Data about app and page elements
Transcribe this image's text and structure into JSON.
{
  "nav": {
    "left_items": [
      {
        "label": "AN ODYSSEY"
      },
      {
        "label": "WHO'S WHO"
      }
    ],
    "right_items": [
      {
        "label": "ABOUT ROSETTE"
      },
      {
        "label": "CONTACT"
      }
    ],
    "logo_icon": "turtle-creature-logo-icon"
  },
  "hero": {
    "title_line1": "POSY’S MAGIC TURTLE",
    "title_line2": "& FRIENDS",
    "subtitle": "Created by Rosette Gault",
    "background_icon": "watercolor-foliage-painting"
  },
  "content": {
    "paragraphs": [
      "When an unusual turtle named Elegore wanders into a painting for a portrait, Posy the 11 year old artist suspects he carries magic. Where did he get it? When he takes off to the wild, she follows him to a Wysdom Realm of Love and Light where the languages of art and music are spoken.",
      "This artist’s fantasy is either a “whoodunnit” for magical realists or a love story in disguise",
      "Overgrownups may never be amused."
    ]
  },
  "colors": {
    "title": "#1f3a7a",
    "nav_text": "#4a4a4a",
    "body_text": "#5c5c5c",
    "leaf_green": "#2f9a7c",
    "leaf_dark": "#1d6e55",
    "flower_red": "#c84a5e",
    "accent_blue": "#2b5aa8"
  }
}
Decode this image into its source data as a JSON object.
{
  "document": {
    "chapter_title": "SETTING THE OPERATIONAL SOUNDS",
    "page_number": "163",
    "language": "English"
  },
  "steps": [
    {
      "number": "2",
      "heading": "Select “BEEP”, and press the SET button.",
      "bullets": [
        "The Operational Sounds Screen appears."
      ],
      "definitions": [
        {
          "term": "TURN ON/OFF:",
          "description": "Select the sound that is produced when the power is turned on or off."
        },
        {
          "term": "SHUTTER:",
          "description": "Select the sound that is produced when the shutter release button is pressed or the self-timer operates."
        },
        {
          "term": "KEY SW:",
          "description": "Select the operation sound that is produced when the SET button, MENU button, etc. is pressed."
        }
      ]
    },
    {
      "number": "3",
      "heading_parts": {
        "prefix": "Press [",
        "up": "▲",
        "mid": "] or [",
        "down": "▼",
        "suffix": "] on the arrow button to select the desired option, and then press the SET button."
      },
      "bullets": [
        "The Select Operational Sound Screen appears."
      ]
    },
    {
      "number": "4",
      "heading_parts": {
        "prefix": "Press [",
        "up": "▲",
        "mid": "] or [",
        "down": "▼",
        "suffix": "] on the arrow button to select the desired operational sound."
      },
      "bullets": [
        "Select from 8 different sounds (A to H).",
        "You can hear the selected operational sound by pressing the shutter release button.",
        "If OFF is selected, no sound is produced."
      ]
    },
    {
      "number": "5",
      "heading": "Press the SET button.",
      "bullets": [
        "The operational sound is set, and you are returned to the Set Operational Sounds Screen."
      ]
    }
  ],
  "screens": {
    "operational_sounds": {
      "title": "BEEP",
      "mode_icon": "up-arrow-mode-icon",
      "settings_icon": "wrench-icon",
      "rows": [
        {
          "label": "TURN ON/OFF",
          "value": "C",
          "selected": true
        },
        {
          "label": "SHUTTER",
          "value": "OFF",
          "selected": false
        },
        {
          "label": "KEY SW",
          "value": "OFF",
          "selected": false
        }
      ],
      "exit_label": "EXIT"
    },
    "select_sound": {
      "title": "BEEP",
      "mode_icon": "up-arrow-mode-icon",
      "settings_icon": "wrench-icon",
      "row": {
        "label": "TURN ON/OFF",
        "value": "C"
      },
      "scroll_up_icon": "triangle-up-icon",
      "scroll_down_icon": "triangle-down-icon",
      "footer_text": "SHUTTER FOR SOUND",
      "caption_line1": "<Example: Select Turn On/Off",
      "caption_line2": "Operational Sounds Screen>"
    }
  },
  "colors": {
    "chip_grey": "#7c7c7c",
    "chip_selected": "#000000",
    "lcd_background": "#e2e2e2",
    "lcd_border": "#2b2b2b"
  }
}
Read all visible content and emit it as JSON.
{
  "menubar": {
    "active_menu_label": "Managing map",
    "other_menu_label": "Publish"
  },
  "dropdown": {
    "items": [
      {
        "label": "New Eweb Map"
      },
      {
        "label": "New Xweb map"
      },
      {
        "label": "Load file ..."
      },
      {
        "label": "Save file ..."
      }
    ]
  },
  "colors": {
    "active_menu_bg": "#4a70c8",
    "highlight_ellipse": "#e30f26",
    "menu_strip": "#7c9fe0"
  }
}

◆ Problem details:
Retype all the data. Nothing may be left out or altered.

◆ Exercise answer:
Transcribe this image's text and structure into JSON.
{
  "nav": {
    "left_items": [
      {
        "label": "AN ODYSSEY"
      },
      {
        "label": "WHO'S WHO"
      }
    ],
    "right_items": [
      {
        "label": "ABOUT ROSETTE"
      },
      {
        "label": "CONTACT"
      }
    ],
    "logo_icon": "turtle-creature-logo-icon"
  },
  "hero": {
    "title_line1": "POSY’S MAGIC TURTLE",
    "title_line2": "& FRIENDS",
    "subtitle": "Created by Rosette Gault",
    "background_icon": "watercolor-foliage-painting"
  },
  "content": {
    "paragraphs": [
      "When an unusual turtle named Elegore wanders into a painting for a portrait, Posy the 11 year old artist suspects he carries magic. Where did he get it? When he takes off to the wild, she follows him to a Wysdom Realm of Love and Light where the languages of art and music are spoken.",
      "This artist’s fantasy is either a “whoodunnit” for magical realists or a love story in disguise",
      "Overgrownups may never be amused."
    ]
  },
  "colors": {
    "title": "#1f3a7a",
    "nav_text": "#4a4a4a",
    "body_text": "#5c5c5c",
    "leaf_green": "#2f9a7c",
    "leaf_dark": "#1d6e55",
    "flower_red": "#c84a5e",
    "accent_blue": "#2b5aa8"
  }
}
Decode this image into its source data as a JSON object.
{
  "document": {
    "chapter_title": "SETTING THE OPERATIONAL SOUNDS",
    "page_number": "163",
    "language": "English"
  },
  "steps": [
    {
      "number": "2",
      "heading": "Select “BEEP”, and press the SET button.",
      "bullets": [
        "The Operational Sounds Screen appears."
      ],
      "definitions": [
        {
          "term": "TURN ON/OFF:",
          "description": "Select the sound that is produced when the power is turned on or off."
        },
        {
          "term": "SHUTTER:",
          "description": "Select the sound that is produced when the shutter release button is pressed or the self-timer operates."
        },
        {
          "term": "KEY SW:",
          "description": "Select the operation sound that is produced when the SET button, MENU button, etc. is pressed."
        }
      ]
    },
    {
      "number": "3",
      "heading_parts": {
        "prefix": "Press [",
        "up": "▲",
        "mid": "] or [",
        "down": "▼",
        "suffix": "] on the arrow button to select the desired option, and then press the SET button."
      },
      "bullets": [
        "The Select Operational Sound Screen appears."
      ]
    },
    {
      "number": "4",
      "heading_parts": {
        "prefix": "Press [",
        "up": "▲",
        "mid": "] or [",
        "down": "▼",
        "suffix": "] on the arrow button to select the desired operational sound."
      },
      "bullets": [
        "Select from 8 different sounds (A to H).",
        "You can hear the selected operational sound by pressing the shutter release button.",
        "If OFF is selected, no sound is produced."
      ]
    },
    {
      "number": "5",
      "heading": "Press the SET button.",
      "bullets": [
        "The operational sound is set, and you are returned to the Set Operational Sounds Screen."
      ]
    }
  ],
  "screens": {
    "operational_sounds": {
      "title": "BEEP",
      "mode_icon": "up-arrow-mode-icon",
      "settings_icon": "wrench-icon",
      "rows": [
        {
          "label": "TURN ON/OFF",
          "value": "C",
          "selected": true
        },
        {
          "label": "SHUTTER",
          "value": "OFF",
          "selected": false
        },
        {
          "label": "KEY SW",
          "value": "OFF",
          "selected": false
        }
      ],
      "exit_label": "EXIT"
    },
    "select_sound": {
      "title": "BEEP",
      "mode_icon": "up-arrow-mode-icon",
      "settings_icon": "wrench-icon",
      "row": {
        "label": "TURN ON/OFF",
        "value": "C"
      },
      "scroll_up_icon": "triangle-up-icon",
      "scroll_down_icon": "triangle-down-icon",
      "footer_text": "SHUTTER FOR SOUND",
      "caption_line1": "<Example: Select Turn On/Off",
      "caption_line2": "Operational Sounds Screen>"
    }
  },
  "colors": {
    "chip_grey": "#7c7c7c",
    "chip_selected": "#000000",
    "lcd_background": "#e2e2e2",
    "lcd_border": "#2b2b2b"
  }
}
Read all visible content and emit it as JSON.
{
  "menubar": {
    "active_menu_label": "Managing map",
    "other_menu_label": "Publish"
  },
  "dropdown": {
    "items": [
      {
        "label": "New Eweb Map"
      },
      {
        "label": "New Xweb map"
      },
      {
        "label": "Load file ..."
      },
      {
        "label": "Save file ..."
      }
    ]
  },
  "colors": {
    "active_menu_bg": "#4a70c8",
    "highlight_ellipse": "#e30f26",
    "menu_strip": "#7c9fe0"
  }
}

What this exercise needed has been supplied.